### [Website and app data records]
○ ○ ○ ○ ○ ○ ○

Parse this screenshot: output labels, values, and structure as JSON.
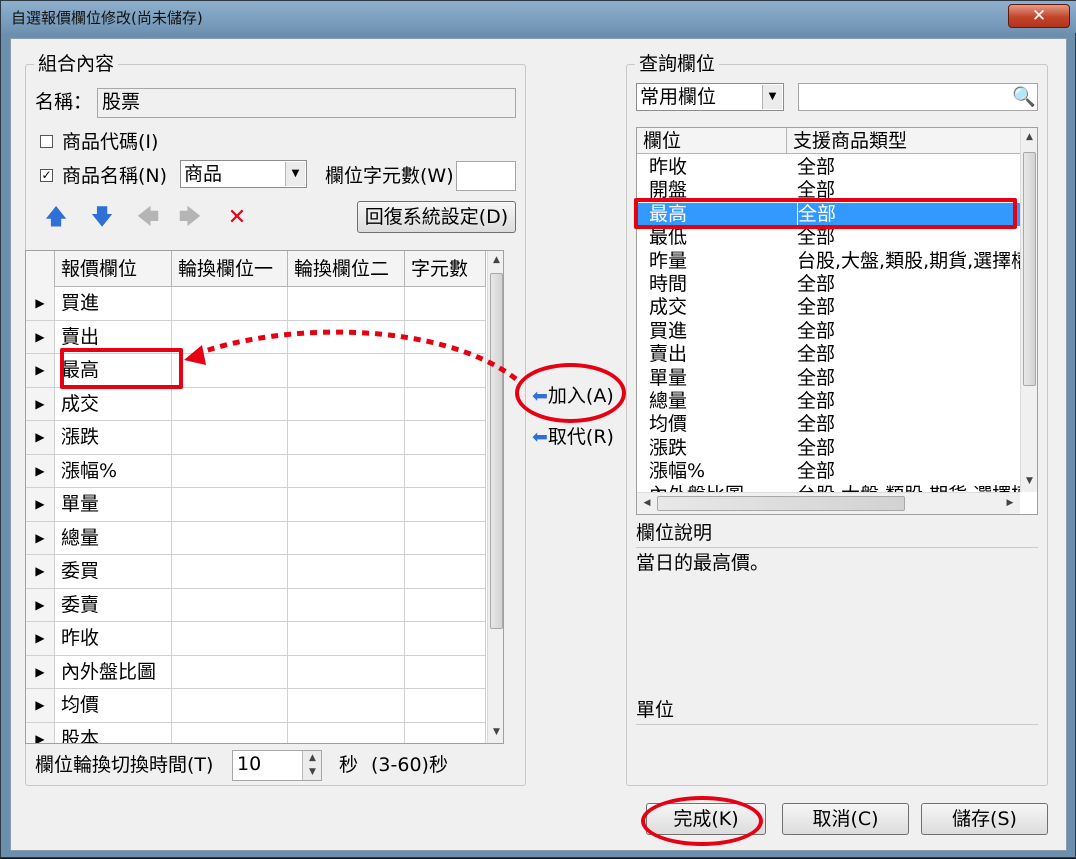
{
  "window": {
    "title": "自選報價欄位修改(尚未儲存)",
    "close_label": "✕"
  },
  "left_group": {
    "legend": "組合內容",
    "name_label": "名稱：",
    "name_value": "股票",
    "chk_code_label": "商品代碼(I)",
    "chk_code_checked": false,
    "chk_name_label": "商品名稱(N)",
    "chk_name_checked": true,
    "name_combo_value": "商品",
    "width_label": "欄位字元數(W)",
    "width_value": "",
    "restore_button": "回復系統設定(D)",
    "grid": {
      "headers": [
        "報價欄位",
        "輪換欄位一",
        "輪換欄位二",
        "字元數"
      ],
      "rows": [
        "買進",
        "賣出",
        "最高",
        "成交",
        "漲跌",
        "漲幅%",
        "單量",
        "總量",
        "委買",
        "委賣",
        "昨收",
        "內外盤比圖",
        "均價",
        "股本"
      ]
    },
    "rotate_label": "欄位輪換切換時間(T)",
    "rotate_value": "10",
    "rotate_unit": "秒",
    "rotate_range": "(3-60)秒"
  },
  "middle": {
    "add_button": "加入(A)",
    "replace_button": "取代(R)"
  },
  "right_group": {
    "legend": "查詢欄位",
    "filter_combo_value": "常用欄位",
    "search_value": "",
    "list": {
      "headers": [
        "欄位",
        "支援商品類型"
      ],
      "rows": [
        {
          "field": "昨收",
          "type": "全部"
        },
        {
          "field": "開盤",
          "type": "全部"
        },
        {
          "field": "最高",
          "type": "全部"
        },
        {
          "field": "最低",
          "type": "全部"
        },
        {
          "field": "昨量",
          "type": "台股,大盤,類股,期貨,選擇權"
        },
        {
          "field": "時間",
          "type": "全部"
        },
        {
          "field": "成交",
          "type": "全部"
        },
        {
          "field": "買進",
          "type": "全部"
        },
        {
          "field": "賣出",
          "type": "全部"
        },
        {
          "field": "單量",
          "type": "全部"
        },
        {
          "field": "總量",
          "type": "全部"
        },
        {
          "field": "均價",
          "type": "全部"
        },
        {
          "field": "漲跌",
          "type": "全部"
        },
        {
          "field": "漲幅%",
          "type": "全部"
        },
        {
          "field": "內外盤比圖",
          "type": "台股,大盤,類股,期貨,選擇權"
        }
      ],
      "selected_index": 2
    },
    "desc_label": "欄位說明",
    "desc_text": "當日的最高價。",
    "unit_label": "單位",
    "unit_text": ""
  },
  "footer": {
    "done_button": "完成(K)",
    "cancel_button": "取消(C)",
    "save_button": "儲存(S)"
  },
  "colors": {
    "highlight": "#e60012",
    "selection": "#3399ff",
    "arrow_up_down": "#2f6fd6"
  }
}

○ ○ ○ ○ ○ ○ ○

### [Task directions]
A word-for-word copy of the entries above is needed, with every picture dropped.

### [Written response]
Parse this screenshot: output labels, values, and structure as JSON.
{
  "window": {
    "title": "自選報價欄位修改(尚未儲存)",
    "close_label": "✕"
  },
  "left_group": {
    "legend": "組合內容",
    "name_label": "名稱：",
    "name_value": "股票",
    "chk_code_label": "商品代碼(I)",
    "chk_code_checked": false,
    "chk_name_label": "商品名稱(N)",
    "chk_name_checked": true,
    "name_combo_value": "商品",
    "width_label": "欄位字元數(W)",
    "width_value": "",
    "restore_button": "回復系統設定(D)",
    "grid": {
      "headers": [
        "報價欄位",
        "輪換欄位一",
        "輪換欄位二",
        "字元數"
      ],
      "rows": [
        "買進",
        "賣出",
        "最高",
        "成交",
        "漲跌",
        "漲幅%",
        "單量",
        "總量",
        "委買",
        "委賣",
        "昨收",
        "內外盤比圖",
        "均價",
        "股本"
      ]
    },
    "rotate_label": "欄位輪換切換時間(T)",
    "rotate_value": "10",
    "rotate_unit": "秒",
    "rotate_range": "(3-60)秒"
  },
  "middle": {
    "add_button": "加入(A)",
    "replace_button": "取代(R)"
  },
  "right_group": {
    "legend": "查詢欄位",
    "filter_combo_value": "常用欄位",
    "search_value": "",
    "list": {
      "headers": [
        "欄位",
        "支援商品類型"
      ],
      "rows": [
        {
          "field": "昨收",
          "type": "全部"
        },
        {
          "field": "開盤",
          "type": "全部"
        },
        {
          "field": "最高",
          "type": "全部"
        },
        {
          "field": "最低",
          "type": "全部"
        },
        {
          "field": "昨量",
          "type": "台股,大盤,類股,期貨,選擇權"
        },
        {
          "field": "時間",
          "type": "全部"
        },
        {
          "field": "成交",
          "type": "全部"
        },
        {
          "field": "買進",
          "type": "全部"
        },
        {
          "field": "賣出",
          "type": "全部"
        },
        {
          "field": "單量",
          "type": "全部"
        },
        {
          "field": "總量",
          "type": "全部"
        },
        {
          "field": "均價",
          "type": "全部"
        },
        {
          "field": "漲跌",
          "type": "全部"
        },
        {
          "field": "漲幅%",
          "type": "全部"
        },
        {
          "field": "內外盤比圖",
          "type": "台股,大盤,類股,期貨,選擇權"
        }
      ],
      "selected_index": 2
    },
    "desc_label": "欄位說明",
    "desc_text": "當日的最高價。",
    "unit_label": "單位",
    "unit_text": ""
  },
  "footer": {
    "done_button": "完成(K)",
    "cancel_button": "取消(C)",
    "save_button": "儲存(S)"
  },
  "colors": {
    "highlight": "#e60012",
    "selection": "#3399ff",
    "arrow_up_down": "#2f6fd6"
  }
}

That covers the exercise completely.